I wasn’t planning to post about this, but I was overtaken with a wave of gratefulness today, as usual, for my life lived in recovery. I had a semi-emergency surgery this week, and can’t imagine how hard this would’ve been if I wasn’t sober and focused on health of mind and body. 

The way I conduct my recovery isn’t for everyone, but I forewent opioid and narcotic pain meds after post-op, though I did have the good stuff in the hospital. There is no nobility in suffering, but I have reconceptualized my pain by stubbornly willing it into a string of silver linings. 

I was supposed to be in Texas this weekend, but my beau flew up here on a moment’s notice, instead. And I’ve been fortunate to be able to recuperate in the beautiful countryside of the Shenandoah Valley, watching fog lift over the river at dawn, and rumbling thunderclaps quiet themselves with a purple sunset. My tribe has been wonderful and abiding, of course, as they so consistently are. And I got to spend the evening with a dear friend joining us briefly in the city, who I would’ve missed seeing otherwise. 

I am reminded further of my good fortune in life’s small details: wearing my I Am Not Anonymous t-shirt, and blindly selecting the matching pen from a drawer as I read Write Who You Are — a book of poetry written by immigrants for a program I am now facilitating. To be able to serve this way without compunction is indeed a dream. Getting caught in a hailstorm and thusly listening and smelling the lingering, sweet summer rain. The conversation inherent in a meaningful silence. 

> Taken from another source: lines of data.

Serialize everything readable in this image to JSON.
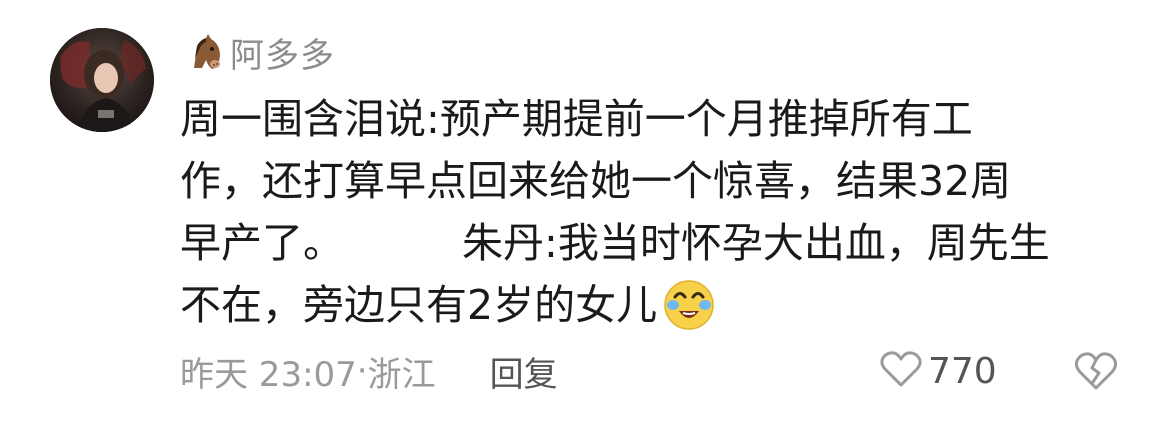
{
  "comment": {
    "username": "阿多多",
    "username_badge_icon": "horse-face-icon",
    "text_lines": [
      "周一围含泪说:预产期提前一个月推掉所有工",
      "作，还打算早点回来给她一个惊喜，结果32周",
      "早产了。",
      "朱丹:我当时怀孕大出血，周先生",
      "不在，旁边只有2岁的女儿"
    ],
    "trailing_emoji": "crying-face-emoji",
    "timestamp": "昨天 23:07",
    "separator": "·",
    "location": "浙江",
    "reply_label": "回复",
    "like_count": "770",
    "like_icon": "heart-outline-icon",
    "dislike_icon": "broken-heart-icon"
  },
  "colors": {
    "username": "#8c8c8c",
    "text": "#1a1a1a",
    "meta": "#9a9a9a",
    "action": "#555555"
  }
}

The point of it all here being: If I can do the hard thing I thought I could not do, you can do the thing you are afraid of. The thing that makes you better, that obliterates your comfort zone, that takes away things before it heaps on rewards. Recovery is this thing for me. I hope that you find yours.